Sophi:    Okaaaaay….

Dad:       But, really, why did you have to throw the ball away???  Your passes were sloppy.  There were so many people there watching.  It was embarrassing.

Sophi:    (Thinking to herself) You have got to be kidding me???  This is his apology?

Dad:       So, anyway, I just wanted to call and say I am sorry and tell you that I love you.

A Swing and a miss for Dad.

After Sophi’s highlight reel of the apology, we were both laughing and shaking our heads.  We didn’t know exactly how to process this side of Kevin the Coach.  Sophi was laughing, but her walls were still up.  She wasn’t ready to forgive his trampling on her wounded ego.   The standoff continued.  After nearly a week of eye-rolling (Sophi) and stubborn silence (Kevin), I demanded reconciliation.  Kevin set out to make things right with his girl and according to him they had a ‘great talk’.   Considering the debacle he had made of the apology, I wasn’t exactly ready to take his word for it.  However, Sophi did confirm that he had made successful amends and was now back in his starring role of ‘Best Dad in the World’.

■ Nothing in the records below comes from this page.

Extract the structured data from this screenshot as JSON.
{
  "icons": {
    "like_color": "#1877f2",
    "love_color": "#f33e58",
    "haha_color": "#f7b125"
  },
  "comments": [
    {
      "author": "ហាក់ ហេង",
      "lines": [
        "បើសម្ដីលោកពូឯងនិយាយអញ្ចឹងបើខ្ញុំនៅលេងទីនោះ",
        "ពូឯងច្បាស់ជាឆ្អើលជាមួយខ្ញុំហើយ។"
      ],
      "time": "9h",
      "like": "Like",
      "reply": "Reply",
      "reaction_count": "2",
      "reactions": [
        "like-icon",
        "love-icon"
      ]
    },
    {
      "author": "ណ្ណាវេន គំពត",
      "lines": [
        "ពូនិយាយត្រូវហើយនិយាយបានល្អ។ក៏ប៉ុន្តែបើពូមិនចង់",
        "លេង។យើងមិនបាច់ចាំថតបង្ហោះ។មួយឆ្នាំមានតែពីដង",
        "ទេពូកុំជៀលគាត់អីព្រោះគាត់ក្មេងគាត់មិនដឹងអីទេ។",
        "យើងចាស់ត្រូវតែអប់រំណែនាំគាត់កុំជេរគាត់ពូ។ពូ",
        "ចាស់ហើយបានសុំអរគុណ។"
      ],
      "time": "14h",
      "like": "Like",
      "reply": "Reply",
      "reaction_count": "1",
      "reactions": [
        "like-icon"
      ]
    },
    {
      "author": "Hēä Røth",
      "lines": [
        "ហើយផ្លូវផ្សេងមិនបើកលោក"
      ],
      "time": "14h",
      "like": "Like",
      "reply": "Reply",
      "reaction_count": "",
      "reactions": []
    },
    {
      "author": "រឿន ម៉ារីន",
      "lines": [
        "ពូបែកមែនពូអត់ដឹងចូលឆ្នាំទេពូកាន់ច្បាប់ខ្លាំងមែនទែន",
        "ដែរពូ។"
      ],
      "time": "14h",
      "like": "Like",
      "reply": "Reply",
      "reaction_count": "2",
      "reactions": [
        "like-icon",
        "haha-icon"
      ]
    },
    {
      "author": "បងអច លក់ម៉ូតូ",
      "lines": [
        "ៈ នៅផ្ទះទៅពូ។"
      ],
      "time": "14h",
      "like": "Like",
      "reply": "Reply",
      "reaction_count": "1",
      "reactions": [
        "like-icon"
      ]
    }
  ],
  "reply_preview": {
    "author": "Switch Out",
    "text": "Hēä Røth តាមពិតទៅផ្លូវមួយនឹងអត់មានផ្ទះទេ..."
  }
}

photo 4I wonder how much of Kevin’s deviation from his positive daddy/coach role was even about the basketball game.  His little girl is growing up.  The two of them have always been exceptionally close.  Lately, her attention has been further divided by her friends, her phone, dances, and her need to always be on the go.  Recently, a handsome young 17 year-old fellow has also emerged onto the scene (heavy sigh).  Perhaps, Kevin was consumed solely by Sophi’s less than stellar performance on the court, but it would be my wager that there was a host of other things fueling his frustration.  I am her parent too.  I feel the weight of the how fleeting these days actually are.  I, too, wonder how it is that more often I find myself left out of the huddle and forced into the stands as a spectator in her world.  I think as parents we all swing and miss sometimes.  We lose sight of what is really important.  When I take the time to reflect on all the laughter and love we have shared as parents and I look at the remarkable young lady Sophi is growing into, I have resolved myself to accept that my role is changing.  I sincerely hope Kevin recognizes his role in Sophi’s life is also changing, but is as vital as ever.  Girls never outgrow needing their daddies.  He might have an occasional ‘swing and a miss”, but when it comes to being a great dad, he hit that one out of the park!